-- Task item --
Would you print the data below exactly, leaving out every picture?

☆ ☆ ☆

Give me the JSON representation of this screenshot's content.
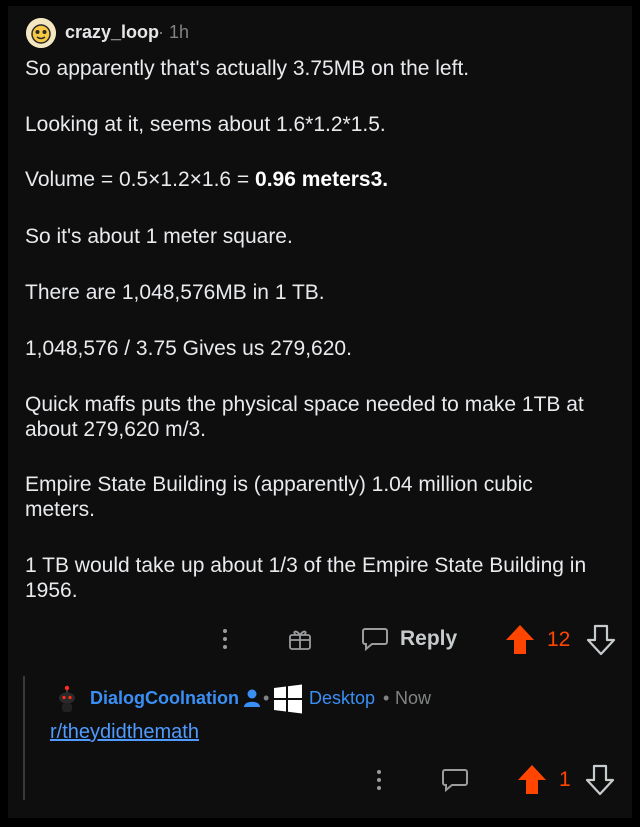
{
  "comment": {
    "username": "crazy_loop",
    "time": "1h",
    "paragraphs": {
      "p1": "So apparently that's actually 3.75MB on the left.",
      "p2": "Looking at it, seems about 1.6*1.2*1.5.",
      "p3_prefix": "Volume = 0.5×1.2×1.6 = ",
      "p3_bold": "0.96 meters3.",
      "p4": "So it's about 1 meter square.",
      "p5": "There are 1,048,576MB in 1 TB.",
      "p6": "1,048,576 / 3.75 Gives us 279,620.",
      "p7": "Quick maffs puts the physical space needed to make 1TB at about 279,620 m/3.",
      "p8": "Empire State Building is (apparently) 1.04 million cubic meters.",
      "p9": "1 TB would take up about 1/3 of the Empire State Building in 1956."
    },
    "actions": {
      "reply_label": "Reply",
      "vote_count": "12"
    }
  },
  "reply": {
    "username": "DialogCoolnation",
    "platform": "Desktop",
    "time": "Now",
    "separator": "•",
    "link_text": "r/theydidthemath",
    "vote_count": "1"
  },
  "colors": {
    "upvote": "#ff4500",
    "link": "#4f9bff",
    "username_reply": "#3a8ff5",
    "background": "#0e0e0e"
  },
  "icons": [
    "more-options-icon",
    "award-icon",
    "reply-bubble-icon",
    "upvote-arrow-icon",
    "downvote-arrow-icon",
    "mod-user-icon",
    "windows-icon",
    "snoo-avatar-icon"
  ]
}
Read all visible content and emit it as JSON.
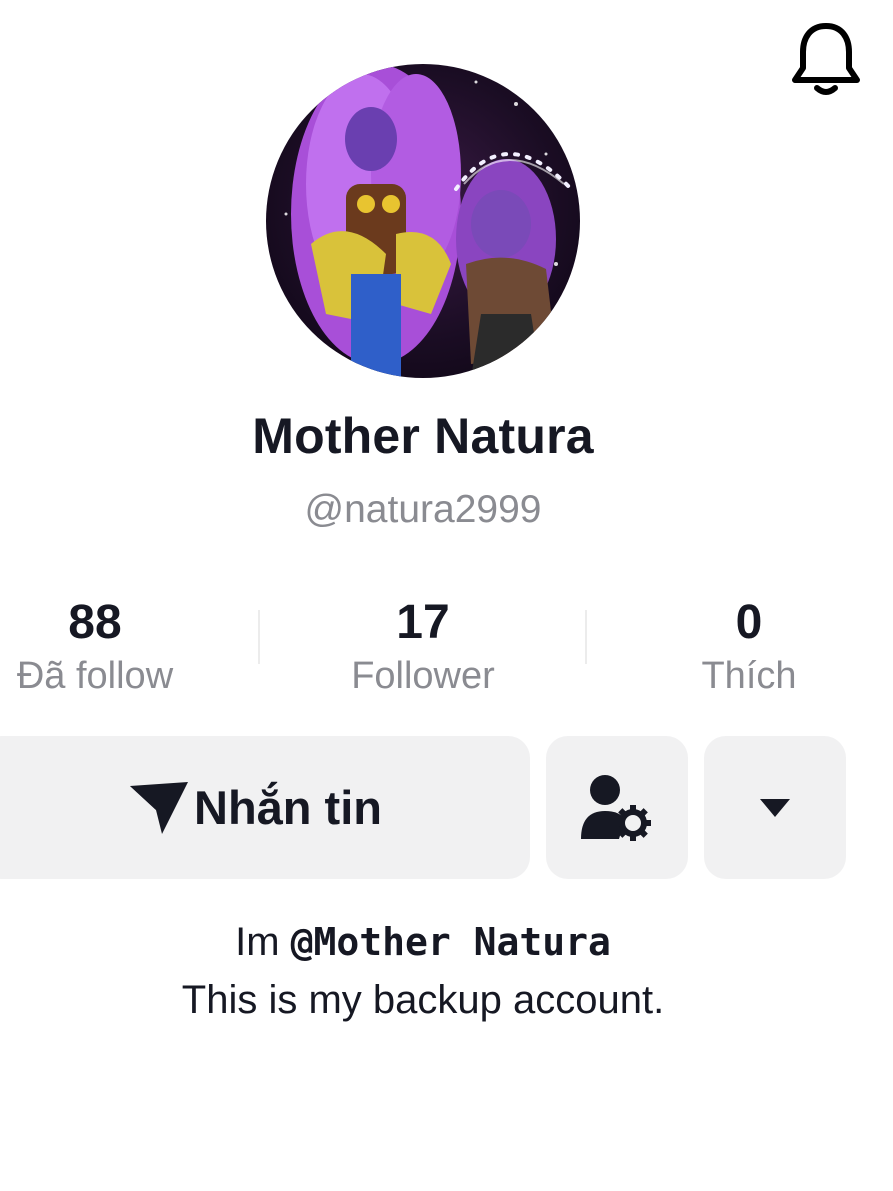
{
  "header": {
    "notification_icon": "bell-icon"
  },
  "profile": {
    "avatar_description": "profile-avatar",
    "display_name": "Mother Natura",
    "username": "@natura2999"
  },
  "stats": [
    {
      "value": "88",
      "label": "Đã follow"
    },
    {
      "value": "17",
      "label": "Follower"
    },
    {
      "value": "0",
      "label": "Thích"
    }
  ],
  "actions": {
    "message_label": "Nhắn tin",
    "message_icon": "send-icon",
    "friends_icon": "user-settings-icon",
    "more_icon": "caret-down-icon"
  },
  "bio": {
    "prefix": "Im ",
    "mention": "@Mother Natura",
    "line2": "This is my backup account."
  },
  "colors": {
    "text_primary": "#161823",
    "text_secondary": "#8a8b91",
    "button_bg": "#f1f1f2",
    "avatar_purple": "#a84fd8"
  }
}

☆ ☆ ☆

-- Output of the exercise --
Give me the JSON representation of this screenshot's content.
{
  "comment": {
    "username": "crazy_loop",
    "time": "1h",
    "paragraphs": {
      "p1": "So apparently that's actually 3.75MB on the left.",
      "p2": "Looking at it, seems about 1.6*1.2*1.5.",
      "p3_prefix": "Volume = 0.5×1.2×1.6 = ",
      "p3_bold": "0.96 meters3.",
      "p4": "So it's about 1 meter square.",
      "p5": "There are 1,048,576MB in 1 TB.",
      "p6": "1,048,576 / 3.75 Gives us 279,620.",
      "p7": "Quick maffs puts the physical space needed to make 1TB at about 279,620 m/3.",
      "p8": "Empire State Building is (apparently) 1.04 million cubic meters.",
      "p9": "1 TB would take up about 1/3 of the Empire State Building in 1956."
    },
    "actions": {
      "reply_label": "Reply",
      "vote_count": "12"
    }
  },
  "reply": {
    "username": "DialogCoolnation",
    "platform": "Desktop",
    "time": "Now",
    "separator": "•",
    "link_text": "r/theydidthemath",
    "vote_count": "1"
  },
  "colors": {
    "upvote": "#ff4500",
    "link": "#4f9bff",
    "username_reply": "#3a8ff5",
    "background": "#0e0e0e"
  },
  "icons": [
    "more-options-icon",
    "award-icon",
    "reply-bubble-icon",
    "upvote-arrow-icon",
    "downvote-arrow-icon",
    "mod-user-icon",
    "windows-icon",
    "snoo-avatar-icon"
  ]
}
Read all visible content and emit it as JSON.
{
  "header": {
    "notification_icon": "bell-icon"
  },
  "profile": {
    "avatar_description": "profile-avatar",
    "display_name": "Mother Natura",
    "username": "@natura2999"
  },
  "stats": [
    {
      "value": "88",
      "label": "Đã follow"
    },
    {
      "value": "17",
      "label": "Follower"
    },
    {
      "value": "0",
      "label": "Thích"
    }
  ],
  "actions": {
    "message_label": "Nhắn tin",
    "message_icon": "send-icon",
    "friends_icon": "user-settings-icon",
    "more_icon": "caret-down-icon"
  },
  "bio": {
    "prefix": "Im ",
    "mention": "@Mother Natura",
    "line2": "This is my backup account."
  },
  "colors": {
    "text_primary": "#161823",
    "text_secondary": "#8a8b91",
    "button_bg": "#f1f1f2",
    "avatar_purple": "#a84fd8"
  }
}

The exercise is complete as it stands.